We searched ERIC for relevant resources. ERIC is a free online library of over 1.6 million citations of education research sponsored by the Institute of Education Sciences. Additionally, we searched Google Scholar and PsychInfo.

Reference Search and Selection Criteria

When we were searching and reviewing resources, we considered the following criteria:

  • Date of the publication: References and resources published for last 15 years, from 2003 to present, were include in the search and review.
  • Search Priorities of Reference Sources: Search priority is given to study reports, briefs, and other documents that are published and/or reviewed by IES and other federal or federally funded organizations, academic databases, including ERIC, EBSCO databases, JSTOR database, PsychInfo, PsychArticle, and Google Scholar.
  • Methodology: Following methodological priorities/considerations were given in the review and selection of the references: (a) study types - randomized control trials,, quasi experiments, surveys, descriptive data analyses, literature reviews, policy briefs, etc., generally in this order (b) target population, samples (representativeness of the target population, sample size, volunteered or randomly selected, etc.), study duration, etc. (c) limitations, generalizability of the findings and conclusions, etc.
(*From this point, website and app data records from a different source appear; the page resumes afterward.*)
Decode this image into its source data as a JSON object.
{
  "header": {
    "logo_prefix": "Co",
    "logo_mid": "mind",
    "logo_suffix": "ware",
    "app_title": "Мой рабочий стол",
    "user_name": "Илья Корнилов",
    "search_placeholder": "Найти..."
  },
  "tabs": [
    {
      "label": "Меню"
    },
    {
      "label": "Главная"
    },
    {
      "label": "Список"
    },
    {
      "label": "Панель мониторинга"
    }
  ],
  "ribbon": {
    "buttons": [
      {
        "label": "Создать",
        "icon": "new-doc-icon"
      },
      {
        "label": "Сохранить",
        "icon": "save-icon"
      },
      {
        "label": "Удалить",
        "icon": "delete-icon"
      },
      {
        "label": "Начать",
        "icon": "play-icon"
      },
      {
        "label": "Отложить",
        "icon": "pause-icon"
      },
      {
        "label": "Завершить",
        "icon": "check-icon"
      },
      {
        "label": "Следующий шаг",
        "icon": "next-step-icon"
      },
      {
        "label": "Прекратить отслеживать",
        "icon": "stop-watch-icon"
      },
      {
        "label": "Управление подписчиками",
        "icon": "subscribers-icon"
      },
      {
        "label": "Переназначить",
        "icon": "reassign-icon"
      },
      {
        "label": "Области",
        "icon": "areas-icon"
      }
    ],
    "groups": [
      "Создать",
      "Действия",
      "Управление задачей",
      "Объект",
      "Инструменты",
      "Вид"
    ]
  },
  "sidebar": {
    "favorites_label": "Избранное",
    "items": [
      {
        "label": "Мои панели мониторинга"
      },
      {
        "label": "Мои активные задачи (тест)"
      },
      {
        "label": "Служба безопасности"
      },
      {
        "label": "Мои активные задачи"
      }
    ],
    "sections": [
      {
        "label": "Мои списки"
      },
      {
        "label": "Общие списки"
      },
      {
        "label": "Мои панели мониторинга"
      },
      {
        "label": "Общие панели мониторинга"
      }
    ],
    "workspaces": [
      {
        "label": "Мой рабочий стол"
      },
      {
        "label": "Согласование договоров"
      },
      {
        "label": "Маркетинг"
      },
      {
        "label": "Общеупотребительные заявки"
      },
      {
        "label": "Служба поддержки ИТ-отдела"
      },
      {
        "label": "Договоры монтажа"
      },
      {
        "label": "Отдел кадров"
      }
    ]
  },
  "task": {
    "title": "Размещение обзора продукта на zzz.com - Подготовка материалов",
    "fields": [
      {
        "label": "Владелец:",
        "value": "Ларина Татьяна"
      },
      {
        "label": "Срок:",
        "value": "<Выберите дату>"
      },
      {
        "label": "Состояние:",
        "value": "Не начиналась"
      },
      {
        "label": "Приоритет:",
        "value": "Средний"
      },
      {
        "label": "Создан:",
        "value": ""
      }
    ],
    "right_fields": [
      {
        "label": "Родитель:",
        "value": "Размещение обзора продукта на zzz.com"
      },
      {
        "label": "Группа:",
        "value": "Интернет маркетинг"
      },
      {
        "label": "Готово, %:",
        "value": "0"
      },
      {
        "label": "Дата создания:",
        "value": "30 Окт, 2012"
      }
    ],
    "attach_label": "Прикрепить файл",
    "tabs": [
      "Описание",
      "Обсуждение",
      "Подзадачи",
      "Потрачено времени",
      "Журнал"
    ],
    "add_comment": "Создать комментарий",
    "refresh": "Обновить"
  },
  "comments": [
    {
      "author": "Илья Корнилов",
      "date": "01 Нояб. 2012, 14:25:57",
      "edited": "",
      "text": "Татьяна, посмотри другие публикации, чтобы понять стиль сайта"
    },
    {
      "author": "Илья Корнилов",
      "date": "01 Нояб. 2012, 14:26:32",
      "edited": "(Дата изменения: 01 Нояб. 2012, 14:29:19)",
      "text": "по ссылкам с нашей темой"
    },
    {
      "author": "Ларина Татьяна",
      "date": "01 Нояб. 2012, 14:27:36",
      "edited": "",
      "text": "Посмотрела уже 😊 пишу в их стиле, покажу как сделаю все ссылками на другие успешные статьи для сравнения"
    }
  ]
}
This memorandum is one in a series of quick-turnaround responses to specific questions posed by educational stakeholders in the Southeast Region (Alabama, Florida, Georgia, Mississippi, North Carolina, and South Carolina), which is served by the Regional Educational Laboratory Southeast at Florida State University. This memorandum was prepared by REL Southeast under a contract with the U.S. Department of Education's Institute of Education Sciences (IES), Contract ED-IES-17-C-0011, administered by Florida State University. Its content does not necessarily reflect the views or policies of IES or the U.S. Department of Education nor does mention of trade names, commercial products, or organizations imply endorsement by the U.S. Government.